* After 30 years, the Food and Drug Administration decided to lift its lifetime ban on blood donation for gay men. Now gay men just have to abstain from doing gay things for a year — like having sex with other men — to donate blood. Yay? [WSJ Law Blog]
* If you’ve been wondering what the most ridiculous lawsuits of 2014 are, we’ve got you covered. These are the top 10 most absurd cases filed over the course of the past year. You may remember some of these from our coverage. [Faces of Lawsuit Abuse]
If these allegations are true, perhaps partners aren’t being paid enough?
Although poetry may be the best way to make passive-aggressive complaints about your case, the next time you’re considering writing a four-page, 60-line email riffing on a classic holiday poem, you might want to consider your audience.
* “Instead of ordering the Marshal to permit a desegregated Christmas party at the Court, the Court hosted no party at all.” Justice Felix Frankfurter wrote in his diary of the SCOTUS Christmas party that never was due to the high court’s unspoken racism. [Supreme Court Brief]
* We know of at least one lawyer who may be receiving a lump of coal in her stocking. A former partner of two major New York City firms allegedly stole millions of dollars from them to live a life of luxury. We’ll have more on this later today. [Bergen Record]
* Since “interest in law schools [is] dwindl[ing] nationally,” the easiest cost-cutting measure comes in the form of faculty buyouts at another school. Don’t hate the playa, hate the game, law professors. It’s a “necessary” evil these days. [The Advocate]
* President Obama is going to nominate Sally Quillian Yates, U.S. Attorney for the Northern District of Georgia, for the position of deputy attorney general. If confirmed, there’ll be two women at the top of the DOJ. Yay! [Miami Herald]
* Guess who just got promoted to partner at Boies Schiller & Flexner? It’s none other than Joshua Schiller, the son of the firm’s cofounder and managing partner. Aww. That’s the most precious thing ever. We just want to pinch his cheeks. [Am Law Daily]
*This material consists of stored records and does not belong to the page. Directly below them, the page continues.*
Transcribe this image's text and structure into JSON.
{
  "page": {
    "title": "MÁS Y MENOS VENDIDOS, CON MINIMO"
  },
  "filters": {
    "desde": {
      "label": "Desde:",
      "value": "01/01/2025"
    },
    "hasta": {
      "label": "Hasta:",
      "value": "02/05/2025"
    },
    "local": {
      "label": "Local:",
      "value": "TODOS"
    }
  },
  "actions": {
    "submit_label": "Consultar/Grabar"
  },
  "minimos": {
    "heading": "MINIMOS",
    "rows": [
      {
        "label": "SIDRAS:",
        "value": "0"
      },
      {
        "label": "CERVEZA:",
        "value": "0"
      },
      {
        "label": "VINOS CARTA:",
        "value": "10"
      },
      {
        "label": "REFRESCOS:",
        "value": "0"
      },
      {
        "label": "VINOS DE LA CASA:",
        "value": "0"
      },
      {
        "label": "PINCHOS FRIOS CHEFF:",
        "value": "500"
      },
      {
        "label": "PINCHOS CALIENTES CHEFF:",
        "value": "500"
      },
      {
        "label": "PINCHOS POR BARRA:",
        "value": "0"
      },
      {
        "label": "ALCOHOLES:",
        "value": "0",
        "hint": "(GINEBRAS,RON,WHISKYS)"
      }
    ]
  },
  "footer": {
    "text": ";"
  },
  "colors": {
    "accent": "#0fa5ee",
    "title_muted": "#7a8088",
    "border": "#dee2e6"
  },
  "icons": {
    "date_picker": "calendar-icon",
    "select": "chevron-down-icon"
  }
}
* Before you submit your law school applications, you should probably make sure that you’ve read and followed all of the instructions, because just in case you forgot, you’re applying to follow instructions for a living. [Law Admissions Lowdown / U.S. News]
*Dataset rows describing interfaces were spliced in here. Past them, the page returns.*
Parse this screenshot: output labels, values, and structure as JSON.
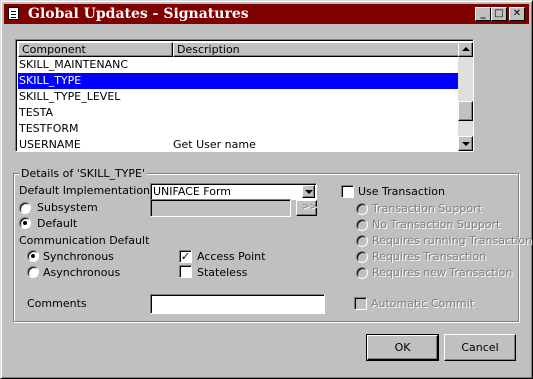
{
  "window": {
    "title": "Global Updates - Signatures",
    "minimize": "_",
    "maximize": "□",
    "close": "✕"
  },
  "list": {
    "columns": [
      "Component",
      "Description"
    ],
    "rows": [
      {
        "component": "SKILL_MAINTENANC",
        "description": ""
      },
      {
        "component": "SKILL_TYPE",
        "description": "",
        "selected": true
      },
      {
        "component": "SKILL_TYPE_LEVEL",
        "description": ""
      },
      {
        "component": "TESTA",
        "description": ""
      },
      {
        "component": "TESTFORM",
        "description": ""
      },
      {
        "component": "USERNAME",
        "description": "Get User name"
      }
    ]
  },
  "details": {
    "group_label": "Details of 'SKILL_TYPE'",
    "default_impl_label": "Default Implementation",
    "default_impl_value": "UNIFACE Form",
    "subsystem_label": "Subsystem",
    "default_label": "Default",
    "browse_label": ">>",
    "comm_default_label": "Communication Default",
    "synchronous_label": "Synchronous",
    "asynchronous_label": "Asynchronous",
    "access_point_label": "Access Point",
    "stateless_label": "Stateless",
    "comments_label": "Comments",
    "comments_value": "",
    "use_transaction_label": "Use Transaction",
    "transaction_support_label": "Transaction Support",
    "no_transaction_support_label": "No Transaction Support",
    "requires_running_label": "Requires running Transaction",
    "requires_transaction_label": "Requires Transaction",
    "requires_new_label": "Requires new Transaction",
    "automatic_commit_label": "Automatic Commit"
  },
  "buttons": {
    "ok": "OK",
    "cancel": "Cancel"
  },
  "colors": {
    "title_bar": "#800000",
    "selection": "#0000ff",
    "face": "#c0c0c0"
  }
}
Be vewwy vewwy quiet… We’re hunting for owiginal intent!
* Florida Judge Cynthia Imperato was “devastated” after a jury found her guilty of DUI and reckless driving charges, but we imagine the judge may be more devastated by the fact that she’s a sitting judge who’s been sentenced to 20 days of house arrest. [Florida Sun Sentinel]
* David Schwimmer, best known for his role as Ross on Friends, has been cast as lawyer Robert Kardashian in an O.J. Simpson true crime television miniseries. He surely knows it’ll take a lot of “unagi” to play the role just right. [Rolling Stone]
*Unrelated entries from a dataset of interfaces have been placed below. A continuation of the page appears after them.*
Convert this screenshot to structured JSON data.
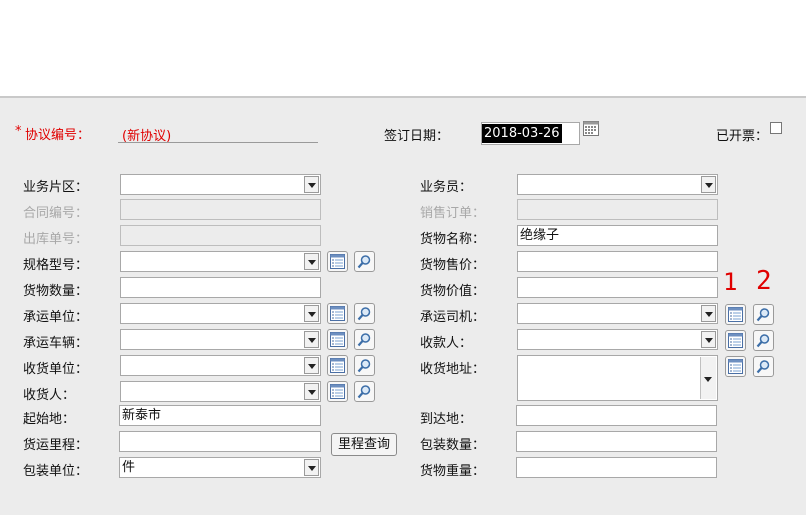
{
  "header": {
    "agreement_no_label": "协议编号：",
    "agreement_no_value": "(新协议)",
    "sign_date_label": "签订日期：",
    "sign_date_value": "2018-03-26",
    "invoiced_label": "已开票："
  },
  "left": {
    "business_area": "业务片区：",
    "contract_no": "合同编号：",
    "outbound_no": "出库单号：",
    "spec_model": "规格型号：",
    "goods_qty": "货物数量：",
    "carrier_unit": "承运单位：",
    "carrier_vehicle": "承运车辆：",
    "receiver_unit": "收货单位：",
    "receiver": "收货人：",
    "origin": "起始地：",
    "origin_value": "新泰市",
    "mileage": "货运里程：",
    "mileage_button": "里程查询",
    "package_unit": "包装单位：",
    "package_unit_value": "件"
  },
  "right": {
    "salesman": "业务员：",
    "sales_order": "销售订单：",
    "goods_name": "货物名称：",
    "goods_name_value": "绝缘子",
    "goods_price": "货物售价：",
    "goods_value": "货物价值：",
    "driver": "承运司机：",
    "payee": "收款人：",
    "receive_address": "收货地址：",
    "destination": "到达地：",
    "package_qty": "包装数量：",
    "goods_weight": "货物重量："
  },
  "annotations": {
    "one": "1",
    "two": "2"
  },
  "icons": {
    "list": "list-icon",
    "search": "magnifier-icon",
    "calendar": "calendar-icon"
  },
  "colors": {
    "required": "#e00000",
    "panel_bg": "#ececec",
    "date_highlight": "#000000"
  }
}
* If you have to debt finance your J.D., you’re going to in for a rude awakening when you graduate and the loans start coming due. FYI, “lot[s] of graduates [are] buried in private student loan debt with not enough income to repay it.” [Forbes]
* The parents of James Holmes, who’s better known as the alleged shooter in the Aurora movie theater massacre, have begged for him to be spared the death penalty ahead of his trial, but prosecutors say that in this case, “justice is death.” [Denver Post]
* When it comes to Russia, “[a] lot of firms are thinking about pulling out.” That’s what she would’ve said if she were a managing partner. Biglaw firms that have been rocked by the ruble’s ruin are telling lawyers to leave before they’re laid off. [Am Law Daily]
* Binder & Binder, the National Social Security Disability Advocates® whose late-night TV commercials you’ve grown to love, has filed for bankruptcy. The firm’s headcount will likely drop by more than half because of this. Yikes! [WSJ Law Blog]
What happens when Supreme Court justices exercise their Second Amendment rights?
If you’re easily offended, then you might want to stop reading now.